◆ **TASK**:
Each line of the data should be given again exactly.
(Beginning of RECORDS SHOWN)
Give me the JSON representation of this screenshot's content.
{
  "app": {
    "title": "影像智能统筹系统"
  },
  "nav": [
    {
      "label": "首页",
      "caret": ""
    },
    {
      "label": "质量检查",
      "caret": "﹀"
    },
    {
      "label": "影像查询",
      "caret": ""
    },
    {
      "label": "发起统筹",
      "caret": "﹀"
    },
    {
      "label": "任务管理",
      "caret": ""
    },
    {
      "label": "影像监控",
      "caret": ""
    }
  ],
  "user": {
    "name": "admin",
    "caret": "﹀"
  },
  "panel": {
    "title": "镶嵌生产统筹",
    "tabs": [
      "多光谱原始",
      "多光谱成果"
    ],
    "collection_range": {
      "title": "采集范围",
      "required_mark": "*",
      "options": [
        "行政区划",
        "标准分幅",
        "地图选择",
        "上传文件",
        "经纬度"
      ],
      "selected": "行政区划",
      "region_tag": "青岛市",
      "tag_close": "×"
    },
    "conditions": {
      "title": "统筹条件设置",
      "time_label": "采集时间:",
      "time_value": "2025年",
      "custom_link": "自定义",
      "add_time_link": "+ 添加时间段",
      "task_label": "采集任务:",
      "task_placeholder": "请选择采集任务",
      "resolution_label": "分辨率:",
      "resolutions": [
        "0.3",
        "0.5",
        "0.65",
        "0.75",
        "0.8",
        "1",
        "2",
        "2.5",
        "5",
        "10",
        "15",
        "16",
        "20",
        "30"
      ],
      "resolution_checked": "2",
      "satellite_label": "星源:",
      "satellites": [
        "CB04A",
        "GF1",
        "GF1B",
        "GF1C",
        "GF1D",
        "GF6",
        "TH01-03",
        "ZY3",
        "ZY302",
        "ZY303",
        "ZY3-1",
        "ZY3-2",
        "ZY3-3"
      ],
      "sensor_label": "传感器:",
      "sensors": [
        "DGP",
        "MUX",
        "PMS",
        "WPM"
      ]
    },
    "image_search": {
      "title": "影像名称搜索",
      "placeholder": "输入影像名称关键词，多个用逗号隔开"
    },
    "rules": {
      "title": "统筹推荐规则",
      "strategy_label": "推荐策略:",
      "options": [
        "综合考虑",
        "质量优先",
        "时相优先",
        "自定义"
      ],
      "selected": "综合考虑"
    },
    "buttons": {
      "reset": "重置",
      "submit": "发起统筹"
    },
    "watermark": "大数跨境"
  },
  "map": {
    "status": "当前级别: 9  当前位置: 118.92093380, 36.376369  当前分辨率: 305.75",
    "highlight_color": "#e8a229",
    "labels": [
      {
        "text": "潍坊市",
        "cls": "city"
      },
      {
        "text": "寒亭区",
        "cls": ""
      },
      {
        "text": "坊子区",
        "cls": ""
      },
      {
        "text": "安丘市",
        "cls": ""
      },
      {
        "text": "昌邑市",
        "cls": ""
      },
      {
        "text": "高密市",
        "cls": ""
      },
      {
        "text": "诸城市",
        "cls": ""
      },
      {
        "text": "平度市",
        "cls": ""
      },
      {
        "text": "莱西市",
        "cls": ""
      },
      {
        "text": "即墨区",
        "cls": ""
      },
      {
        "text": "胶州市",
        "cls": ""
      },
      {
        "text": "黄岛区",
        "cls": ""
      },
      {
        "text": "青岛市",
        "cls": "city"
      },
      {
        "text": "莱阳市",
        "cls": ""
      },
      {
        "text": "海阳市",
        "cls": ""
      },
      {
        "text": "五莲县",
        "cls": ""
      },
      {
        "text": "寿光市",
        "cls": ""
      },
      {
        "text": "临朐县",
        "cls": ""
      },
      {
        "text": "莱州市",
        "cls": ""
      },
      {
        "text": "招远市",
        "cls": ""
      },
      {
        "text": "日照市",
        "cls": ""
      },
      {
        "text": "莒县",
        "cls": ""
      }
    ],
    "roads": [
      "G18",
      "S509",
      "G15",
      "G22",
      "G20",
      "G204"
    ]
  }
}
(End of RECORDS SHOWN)
◆ **RESPONSE BELOW**:
Give me the JSON representation of this screenshot's content.
{
  "app": {
    "title": "影像智能统筹系统"
  },
  "nav": [
    {
      "label": "首页",
      "caret": ""
    },
    {
      "label": "质量检查",
      "caret": "﹀"
    },
    {
      "label": "影像查询",
      "caret": ""
    },
    {
      "label": "发起统筹",
      "caret": "﹀"
    },
    {
      "label": "任务管理",
      "caret": ""
    },
    {
      "label": "影像监控",
      "caret": ""
    }
  ],
  "user": {
    "name": "admin",
    "caret": "﹀"
  },
  "panel": {
    "title": "镶嵌生产统筹",
    "tabs": [
      "多光谱原始",
      "多光谱成果"
    ],
    "collection_range": {
      "title": "采集范围",
      "required_mark": "*",
      "options": [
        "行政区划",
        "标准分幅",
        "地图选择",
        "上传文件",
        "经纬度"
      ],
      "selected": "行政区划",
      "region_tag": "青岛市",
      "tag_close": "×"
    },
    "conditions": {
      "title": "统筹条件设置",
      "time_label": "采集时间:",
      "time_value": "2025年",
      "custom_link": "自定义",
      "add_time_link": "+ 添加时间段",
      "task_label": "采集任务:",
      "task_placeholder": "请选择采集任务",
      "resolution_label": "分辨率:",
      "resolutions": [
        "0.3",
        "0.5",
        "0.65",
        "0.75",
        "0.8",
        "1",
        "2",
        "2.5",
        "5",
        "10",
        "15",
        "16",
        "20",
        "30"
      ],
      "resolution_checked": "2",
      "satellite_label": "星源:",
      "satellites": [
        "CB04A",
        "GF1",
        "GF1B",
        "GF1C",
        "GF1D",
        "GF6",
        "TH01-03",
        "ZY3",
        "ZY302",
        "ZY303",
        "ZY3-1",
        "ZY3-2",
        "ZY3-3"
      ],
      "sensor_label": "传感器:",
      "sensors": [
        "DGP",
        "MUX",
        "PMS",
        "WPM"
      ]
    },
    "image_search": {
      "title": "影像名称搜索",
      "placeholder": "输入影像名称关键词，多个用逗号隔开"
    },
    "rules": {
      "title": "统筹推荐规则",
      "strategy_label": "推荐策略:",
      "options": [
        "综合考虑",
        "质量优先",
        "时相优先",
        "自定义"
      ],
      "selected": "综合考虑"
    },
    "buttons": {
      "reset": "重置",
      "submit": "发起统筹"
    },
    "watermark": "大数跨境"
  },
  "map": {
    "status": "当前级别: 9  当前位置: 118.92093380, 36.376369  当前分辨率: 305.75",
    "highlight_color": "#e8a229",
    "labels": [
      {
        "text": "潍坊市",
        "cls": "city"
      },
      {
        "text": "寒亭区",
        "cls": ""
      },
      {
        "text": "坊子区",
        "cls": ""
      },
      {
        "text": "安丘市",
        "cls": ""
      },
      {
        "text": "昌邑市",
        "cls": ""
      },
      {
        "text": "高密市",
        "cls": ""
      },
      {
        "text": "诸城市",
        "cls": ""
      },
      {
        "text": "平度市",
        "cls": ""
      },
      {
        "text": "莱西市",
        "cls": ""
      },
      {
        "text": "即墨区",
        "cls": ""
      },
      {
        "text": "胶州市",
        "cls": ""
      },
      {
        "text": "黄岛区",
        "cls": ""
      },
      {
        "text": "青岛市",
        "cls": "city"
      },
      {
        "text": "莱阳市",
        "cls": ""
      },
      {
        "text": "海阳市",
        "cls": ""
      },
      {
        "text": "五莲县",
        "cls": ""
      },
      {
        "text": "寿光市",
        "cls": ""
      },
      {
        "text": "临朐县",
        "cls": ""
      },
      {
        "text": "莱州市",
        "cls": ""
      },
      {
        "text": "招远市",
        "cls": ""
      },
      {
        "text": "日照市",
        "cls": ""
      },
      {
        "text": "莒县",
        "cls": ""
      }
    ],
    "roads": [
      "G18",
      "S509",
      "G15",
      "G22",
      "G20",
      "G204"
    ]
  }
}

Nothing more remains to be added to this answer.